We are a commune of inquiring, skeptical, politically centrist, capitalist, anglophile, traditionalist New England Yankee humans, humanoids, and animals with many interests beyond and above politics. Each of us has had a high-school education (or GED), but all had ADD so didn't pay attention very well, especially the dogs. Each one of us does "try my best to be just like I am," and none of us enjoys working for others, including for Maggie, from whom we receive neither a nickel nor a dime. Freedom from nags, cranks, government, do-gooders, control-freaks and idiots is all that we ask for.
My photo uploading system is testing my patience today. Thus some totally random and disorganized trip pics, beginning with this Bavarian farm scene near the hamlet of Baernzell, not far from Deggendorf on the Danube, with the great Bavarian Forest in the background (which is now part of a giant Czech-German wilderness park system). From hilltops here you can see the Czech Rep. (which I still call Czechoslovakia).
More pics below the fold. I'll try to get better organized soon.
Typical hamlet in the Austrian Wachau Velley, which is fortunate in its Riesling microclimate. The less-steep hillsides are all Riesling vineyards:
Some of the gardens of the Schonbrunn Palace (I don't do umlauts on this blog) in Vienna, a Hapsburg vacation house, just before the rain got going:
A light lunch on board our ship. The meat on the left is roast suckling pig. Yes, I do like applesauce - and mustard:
I said these pics were random. This is the view from Freud's office window in Vienna:
In a kids' clothing shop in Melk, Austria. Kids and some adults do wear lederhosen.

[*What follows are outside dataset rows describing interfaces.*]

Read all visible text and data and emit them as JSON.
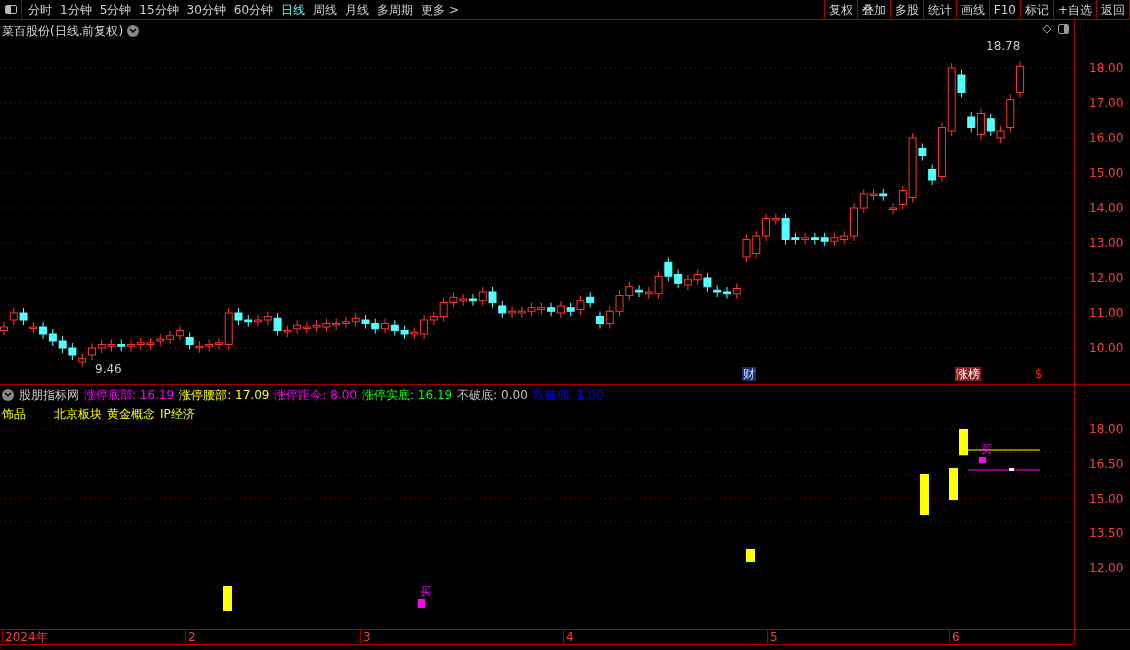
{
  "toolbar": {
    "periods": [
      {
        "label": "分时",
        "selected": false
      },
      {
        "label": "1分钟",
        "selected": false
      },
      {
        "label": "5分钟",
        "selected": false
      },
      {
        "label": "15分钟",
        "selected": false
      },
      {
        "label": "30分钟",
        "selected": false
      },
      {
        "label": "60分钟",
        "selected": false
      },
      {
        "label": "日线",
        "selected": true
      },
      {
        "label": "周线",
        "selected": false
      },
      {
        "label": "月线",
        "selected": false
      },
      {
        "label": "多周期",
        "selected": false
      },
      {
        "label": "更多 >",
        "selected": false
      }
    ],
    "actions": [
      "复权",
      "叠加",
      "多股",
      "统计",
      "画线",
      "F10",
      "标记",
      "+自选",
      "返回"
    ]
  },
  "main_chart": {
    "title": "菜百股份(日线.前复权)",
    "high_label": "18.78",
    "low_label": "9.46",
    "y_axis": [
      "18.00",
      "17.00",
      "16.00",
      "15.00",
      "14.00",
      "13.00",
      "12.00",
      "11.00",
      "10.00"
    ],
    "markers": [
      {
        "text": "财",
        "kind": "finance"
      },
      {
        "text": "涨榜",
        "kind": "limit"
      },
      {
        "text": "$",
        "kind": "dollar"
      }
    ]
  },
  "indicator": {
    "name": "股朋指标网",
    "values": [
      {
        "label": "涨停底部:",
        "value": "16.19",
        "color": "#ff00ff"
      },
      {
        "label": "涨停腰部:",
        "value": "17.09",
        "color": "#ffff00"
      },
      {
        "label": "涨停距今:",
        "value": "8.00",
        "color": "#ff00ff"
      },
      {
        "label": "涨停实底:",
        "value": "16.19",
        "color": "#00ff00"
      },
      {
        "label": "不破底:",
        "value": "0.00",
        "color": "#c0c0c0"
      },
      {
        "label": "跌破底:",
        "value": "1.00",
        "color": "#0000ff"
      }
    ],
    "tags": [
      "饰品",
      "北京板块",
      "黄金概念",
      "IP经济"
    ],
    "buy_labels": [
      "买",
      "买"
    ],
    "y_axis": [
      "18.00",
      "16.50",
      "15.00",
      "13.50",
      "12.00"
    ]
  },
  "time_axis": [
    "2024年",
    "2",
    "3",
    "4",
    "5",
    "6"
  ]
}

A Viennese coffee and Coke break for me and one of my wonderful daughters before entering the Belvedere Palace to see the Klimts, Kokoshkas, and the Egon Schieles which really knocked us out.

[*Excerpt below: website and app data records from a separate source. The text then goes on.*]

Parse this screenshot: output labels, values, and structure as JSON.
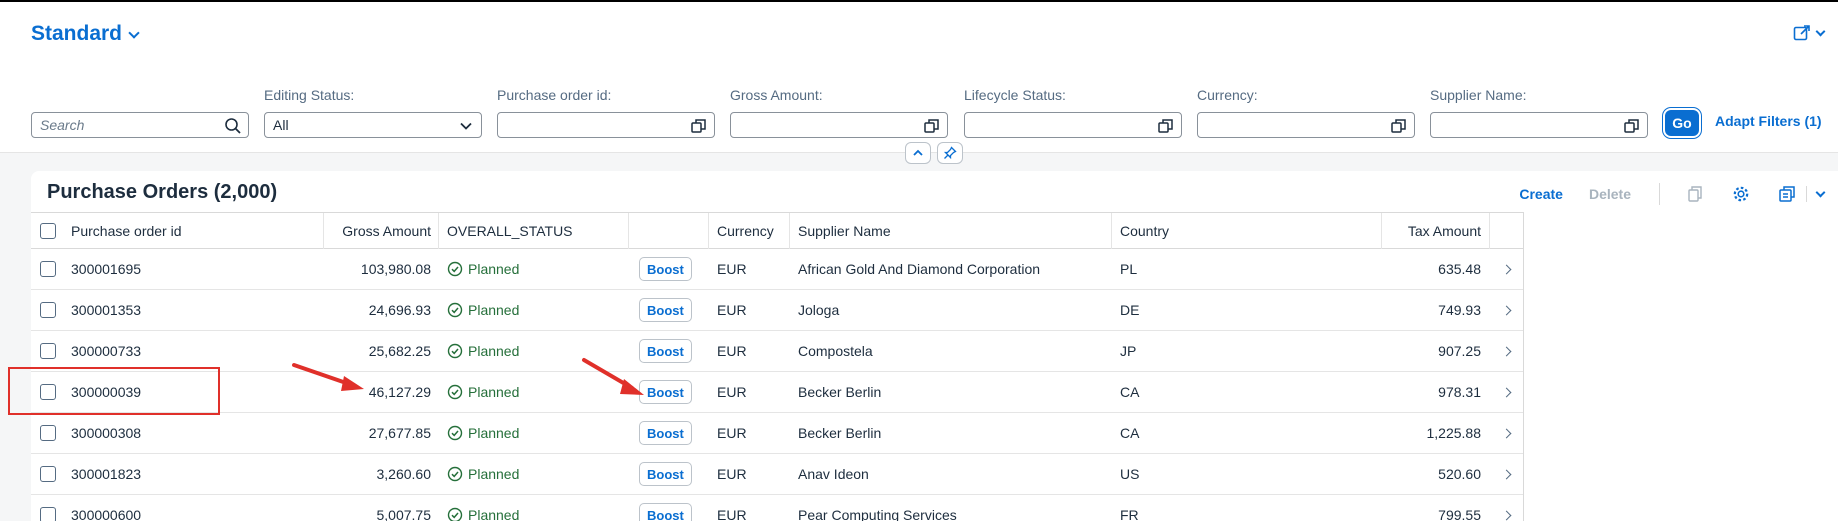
{
  "variant": {
    "title": "Standard"
  },
  "filters": {
    "search": {
      "placeholder": "Search"
    },
    "editing_status": {
      "label": "Editing Status:",
      "value": "All"
    },
    "purchase_order_id": {
      "label": "Purchase order id:"
    },
    "gross_amount": {
      "label": "Gross Amount:"
    },
    "lifecycle_status": {
      "label": "Lifecycle Status:"
    },
    "currency": {
      "label": "Currency:"
    },
    "supplier_name": {
      "label": "Supplier Name:"
    },
    "go_label": "Go",
    "adapt_label": "Adapt Filters (1)"
  },
  "table": {
    "title": "Purchase Orders (2,000)",
    "toolbar": {
      "create": "Create",
      "delete": "Delete"
    },
    "columns": [
      "Purchase order id",
      "Gross Amount",
      "OVERALL_STATUS",
      "",
      "Currency",
      "Supplier Name",
      "Country",
      "Tax Amount"
    ],
    "rows": [
      {
        "id": "300001695",
        "gross": "103,980.08",
        "status": "Planned",
        "action": "Boost",
        "currency": "EUR",
        "supplier": "African Gold And Diamond Corporation",
        "country": "PL",
        "tax": "635.48"
      },
      {
        "id": "300001353",
        "gross": "24,696.93",
        "status": "Planned",
        "action": "Boost",
        "currency": "EUR",
        "supplier": "Jologa",
        "country": "DE",
        "tax": "749.93"
      },
      {
        "id": "300000733",
        "gross": "25,682.25",
        "status": "Planned",
        "action": "Boost",
        "currency": "EUR",
        "supplier": "Compostela",
        "country": "JP",
        "tax": "907.25"
      },
      {
        "id": "300000039",
        "gross": "46,127.29",
        "status": "Planned",
        "action": "Boost",
        "currency": "EUR",
        "supplier": "Becker Berlin",
        "country": "CA",
        "tax": "978.31"
      },
      {
        "id": "300000308",
        "gross": "27,677.85",
        "status": "Planned",
        "action": "Boost",
        "currency": "EUR",
        "supplier": "Becker Berlin",
        "country": "CA",
        "tax": "1,225.88"
      },
      {
        "id": "300001823",
        "gross": "3,260.60",
        "status": "Planned",
        "action": "Boost",
        "currency": "EUR",
        "supplier": "Anav Ideon",
        "country": "US",
        "tax": "520.60"
      },
      {
        "id": "300000600",
        "gross": "5,007.75",
        "status": "Planned",
        "action": "Boost",
        "currency": "EUR",
        "supplier": "Pear Computing Services",
        "country": "FR",
        "tax": "799.55"
      }
    ]
  },
  "colors": {
    "accent": "#0a6ed1",
    "positive": "#256f3a",
    "annotation": "#e0302a"
  },
  "icons": [
    "chevron-down-icon",
    "share-icon",
    "search-icon",
    "value-help-icon",
    "collapse-icon",
    "pin-icon",
    "copy-icon",
    "settings-icon",
    "export-icon",
    "success-icon",
    "nav-arrow-icon"
  ]
}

Our river boat tied up in tandem on the quay in Vienna, a quick walk and subway trip to Stephansplatz.
A small, isolated farm on the Danube in the Wachau Valley:
Another Wachau Valley hamlet. Churches with the onion-topped spires, which we think look more like garlic:
I think this was the Rathaus in Passau. Very cool place to visit, Passau. Austria, near the German border, where the Inn River joins the Danube. At that point, the Inn is a bigger river than the Danube.
A young Rook on garbage cans in Vienna. He must have read that Vienna was recently voted the most gracious and liveable city in the world. Easy to see why, even for a Rook.
Two years ago, my wife and I sailed from Passau to Budapest on the River Empress - 9 days. My first trip to continental Europe and the most relaxing vacation I have ever had. The sights and the people we met along the way, from the crew and fellow travelers to the residents of all the cities and villages we explored were interesting, courteous and fun. The food onboard was outstanding and we had to force ourselves to get off the boat and sample some of the local offerings! We certainly saw our share of churches and castles as well!
What a way to travel! Highly recommended! Great pics that bring back many good memories! Thank you !
Your great pics have inspired me to look into a Rhine/Danube river excursion myself. I've always wanted to do one but never seized the opportunity - even when I lived in the UK and Europe (shame on me).
Whenever I look at German and Austrian farm- and woodlands, I remember my service days in the Canadian Forces, crashing around (what was then) West Germany on NATO exercises.
What always struck me was the Teutonic tidiness and precision of the landscape. The left edge of that manicured and pruned clump of trees was so exactly positioned on your German 1/50,000-scale tac map that you could almost do survey work from it!
After reunification, a trip into what had been East Germany was always revealing. The moment you crossed the former "Inter-German Border", the farms and the landscape somehow became that much more patchy and untidy.
I figured if that was what communism could do even to the meticulous habits of the Germans, my humble part in opposing it as a Canadian soldier had all been worthwhile.